    Sorry but I know little of the benefit system. I thought that unmarried couples living together were already 'penalised' by the system in that they can't claim as if they were two separate entities.
    Originally posted by maman
    Looks like I know even less than you.
    Advice; it rhymes with mice. Advise; it rhymes with wise.
    • Judi
    • By Judi 29th Nov 17, 4:01 PM
    • 15,461 Posts
    • 63,827 Thanks
    Judi
    Of course it would, the first thing to be said to those men is - get out, as soon as possible. Of course getting out of a controlling relationship tends to mean losing home, possessions, family contact etc.
    Same applies to women too. Married or not.
    'Holy crap on a cracker!'
    • Comms69
    • By Comms69 29th Nov 17, 4:04 PM
    • 1,270 Posts
    • 1,033 Thanks
    Comms69
    Same applies to women too. Married or not.
    Originally posted by Judi
    absolutely. My original point was about lack of state sponsored support for men, but the consequences are often the same.
    • Tabbytabitha
    • By Tabbytabitha 29th Nov 17, 6:45 PM
    • 465 Posts
    • 912 Thanks
    Tabbytabitha
    Sorry but I know little of the benefit system. I thought that unmarried couples living together were already 'penalised' by the system in that they can't claim as if they were two separate entities.
    Originally posted by maman
    That's certainly true but I wouldn't describe it as being penalised.
    • Happier Me
    • By Happier Me 29th Nov 17, 6:55 PM
    • 392 Posts
    • 836 Thanks
    Happier Me
    There's been a lot in the media on this point this week. Today, for example, I read about someone who'd been given leave to appeal a decision that prevented her having a bereavement payout when her long term partner died as they weren't married. So it seems the establishment is questioning whether to recognise a cohabitee. However, on the other hand, the benefit system does take account of a live in partner whether married or not. It seems the whole thing is a construct of government and has unfairness and illogicality built in.
    I think the solution to some degree is in raising awareness. As adults we should take responsibility for ourselves and that is in understanding the repercussions of the decisions we make.

    There are pros and cons to marriage (and subsequently divorce) as there are in remaining unmarried. I know of people, male and female, that have literally been left with just the shirt on their backs after divorce, despite being the main or only earner and not always through choice. My brother in law is the only earner doing a job he despises and married to a woman that expects to be looked after. He does more than his fair share in the home too.
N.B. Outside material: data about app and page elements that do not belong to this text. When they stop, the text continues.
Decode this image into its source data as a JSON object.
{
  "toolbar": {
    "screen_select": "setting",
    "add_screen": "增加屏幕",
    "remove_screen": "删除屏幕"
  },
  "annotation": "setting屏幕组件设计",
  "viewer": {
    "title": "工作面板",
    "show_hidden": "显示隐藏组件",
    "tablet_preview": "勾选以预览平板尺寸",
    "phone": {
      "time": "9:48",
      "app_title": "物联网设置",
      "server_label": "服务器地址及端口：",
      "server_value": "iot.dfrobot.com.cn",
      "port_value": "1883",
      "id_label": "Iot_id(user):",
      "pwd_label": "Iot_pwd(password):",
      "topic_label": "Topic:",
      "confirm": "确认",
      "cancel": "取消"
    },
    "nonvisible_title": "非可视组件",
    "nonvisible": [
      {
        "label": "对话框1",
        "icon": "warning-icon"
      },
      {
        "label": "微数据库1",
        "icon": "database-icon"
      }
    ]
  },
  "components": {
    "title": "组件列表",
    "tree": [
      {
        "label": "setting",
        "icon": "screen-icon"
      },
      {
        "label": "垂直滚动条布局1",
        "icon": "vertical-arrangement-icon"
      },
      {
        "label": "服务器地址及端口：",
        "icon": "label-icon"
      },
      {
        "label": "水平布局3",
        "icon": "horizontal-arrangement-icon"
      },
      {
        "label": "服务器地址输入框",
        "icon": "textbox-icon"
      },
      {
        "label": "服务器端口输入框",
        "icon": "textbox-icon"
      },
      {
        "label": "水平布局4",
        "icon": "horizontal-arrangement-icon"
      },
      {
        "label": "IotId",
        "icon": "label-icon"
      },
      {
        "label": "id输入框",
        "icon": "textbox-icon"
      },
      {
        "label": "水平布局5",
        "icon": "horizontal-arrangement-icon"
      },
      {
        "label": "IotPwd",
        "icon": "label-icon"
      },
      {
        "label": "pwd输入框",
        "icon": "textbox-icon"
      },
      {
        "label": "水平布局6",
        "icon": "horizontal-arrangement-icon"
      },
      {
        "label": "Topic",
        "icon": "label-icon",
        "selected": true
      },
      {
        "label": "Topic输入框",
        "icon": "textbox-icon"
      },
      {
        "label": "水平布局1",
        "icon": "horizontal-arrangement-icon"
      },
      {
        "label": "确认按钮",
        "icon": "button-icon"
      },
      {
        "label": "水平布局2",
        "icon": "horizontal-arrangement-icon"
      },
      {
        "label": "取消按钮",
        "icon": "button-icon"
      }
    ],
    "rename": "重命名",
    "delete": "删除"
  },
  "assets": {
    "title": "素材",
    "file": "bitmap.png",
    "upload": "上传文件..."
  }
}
    On the other hand, how many people are unmarried because their partner is so set against it and the alternative is separation? Not marrying may well be a form of financial control in some relationships!
Welcome to our new Forum!

Our aim is to save you money quickly and easily. We hope you like it!

Forum Team Contact us

Live Stats

142Posts Today

2,867Users online

Martin's Twitter